A Review of Being Well When We’re Ill,
by Marva Dawn.
By Jenny Price.
Being Well When We’re Ill:
Wholeness and Hope in Spite of our Infirmities.
Paperback. Augsburg Books. 2008.
Buy now from: [ Doulos Christou Books $12 ] [ Amazon ]
Although Marva Dawn has written numerous books, her new book Being Well When We’re Ill is truly a deep find. Indeed, Dawn argues that being well in the face of chronic illness is about finds as well as losses. Her primary task in this book is to provide an in-depth look at the question of how we can remain well in Christ while we struggle with physical pain. Even though Dawn looks mostly at coping with physical affliction and not necessarily the pain of mental illness, she examines many sides of chronic illness, reaching for wholeness and not just pat answers for those who struggling.
The most captivating part of this book, however, is that Dawn uses her own personal illnesses and pains as examples throughout the book – her own struggles with chronic illness include diabetes, a kidney transplant, partial blindness and several more infirmities. She humbly describes her own sufferings, and when you think nothing worse could befall her, it does. Even in the epilogue of her book, Dawn shares another recent struggle with physical pain, in which she herself finds encouragement in the chapters of this manuscript.
This is not a “self help” book for those coping with chronic illness, but is an offering of hope that we can be well when we are ill. (which, as Dawn emphasizes, does not necessarily mean “feeling well or doing well”.) Her case for being well is built on the teaching of scripture, particularly the Psalms, which she uses repeatedly to show where our hope lies. In each chapter, as she reflects on scripture, she encourages the reader to memorize and meditate on scripture and the liturgical prayers of the Church. Her own stories of these practices offer immediate comfort through Christ to an audience that may be struggling with chronic illness or have a friend/family member who is.
Dawn stresses that for the follower of Christ, illness cannot, and should not, be borne in isolation.
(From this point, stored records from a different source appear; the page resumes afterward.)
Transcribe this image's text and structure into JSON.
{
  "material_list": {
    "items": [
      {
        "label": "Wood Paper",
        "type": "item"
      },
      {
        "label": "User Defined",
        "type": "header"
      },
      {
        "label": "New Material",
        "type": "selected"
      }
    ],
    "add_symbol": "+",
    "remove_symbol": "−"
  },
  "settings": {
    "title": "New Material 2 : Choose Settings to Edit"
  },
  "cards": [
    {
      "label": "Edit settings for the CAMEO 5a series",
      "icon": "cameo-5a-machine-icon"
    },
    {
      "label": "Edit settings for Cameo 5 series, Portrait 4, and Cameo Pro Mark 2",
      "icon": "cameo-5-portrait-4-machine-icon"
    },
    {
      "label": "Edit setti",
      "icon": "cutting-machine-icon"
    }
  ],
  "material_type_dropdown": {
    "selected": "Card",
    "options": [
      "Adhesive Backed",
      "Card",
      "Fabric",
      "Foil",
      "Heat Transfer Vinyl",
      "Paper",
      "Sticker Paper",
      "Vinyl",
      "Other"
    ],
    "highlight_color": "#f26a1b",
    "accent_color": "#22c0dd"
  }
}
This call for community is vital for both for the person in illness (as a reminder to seek out relationships with others) and for those who are not ill (as a reminder to look after those who are ill and not let them lapse into isolation). She speaks frankly of the downward spiral that can occur when one is chronically ill – addressing the feelings of abandonment from God that we often feel and showing ways to overcome that spiral. She directs us to search for truth and not just emotional solace. She also looks at the bad theology, often thrust upon people with illness, that maintains such illness is direct punishment for their sin or the sin of another. She counteracts with John 9:3, in which Jesus responds to his disciples’ inquiry about the man born blind, saying: “It was neither that this man sinned, nor his parents; but it was so that the works of God might be displayed in him” (NASB). Jesus’ response here is a key element throughout this book; the primary issue in illness is not about who is to blame, but rather about what God might reveal through this affliction. Following the teachings of scripture, she encourages us to lament our illness for as long as is necessary. She also encourages us not to thank God for our handicaps, but to rejoice and be grateful that God is in the midst of them. The different kinds of isolation one feels in chronic illness can be overwhelming, which serves as a reminder that we all need to be in community with other believers. In one chapter, Dawn also examines the scriptural witness about physical pain and discovers that there are only a handful of times when the word for physical pain is used. Even in the descriptions of Jesus’ crucifixion, his torment is described in language that emphasizes his spiritual and mental anguish, rather than his physical pain. The focus in that hour, as Dawn notes, is on the Gospel, not on his feeling of pain.
Another struggle that we might have as we face chronic illness is the loss of productivity, but Dawn found no scriptures that say anything about our inability to serve God while our illness encumbers us. In our society, we find that the need to be productive outweighs many of our other needs, but Dawn sheds light on the fact that there is no truth in our fears about being productive.
In Being Well, Marva Dawn gives a thorough examination of many facets of chronic illness. Her writing flows honestly, compassionately and transparently out of her own life and struggles with chronic illnesses. She offers hope and clear insight into the challenge of being well when we’re ill. It is a book for all who suffer personally, as well as for any believer who serves others in illness.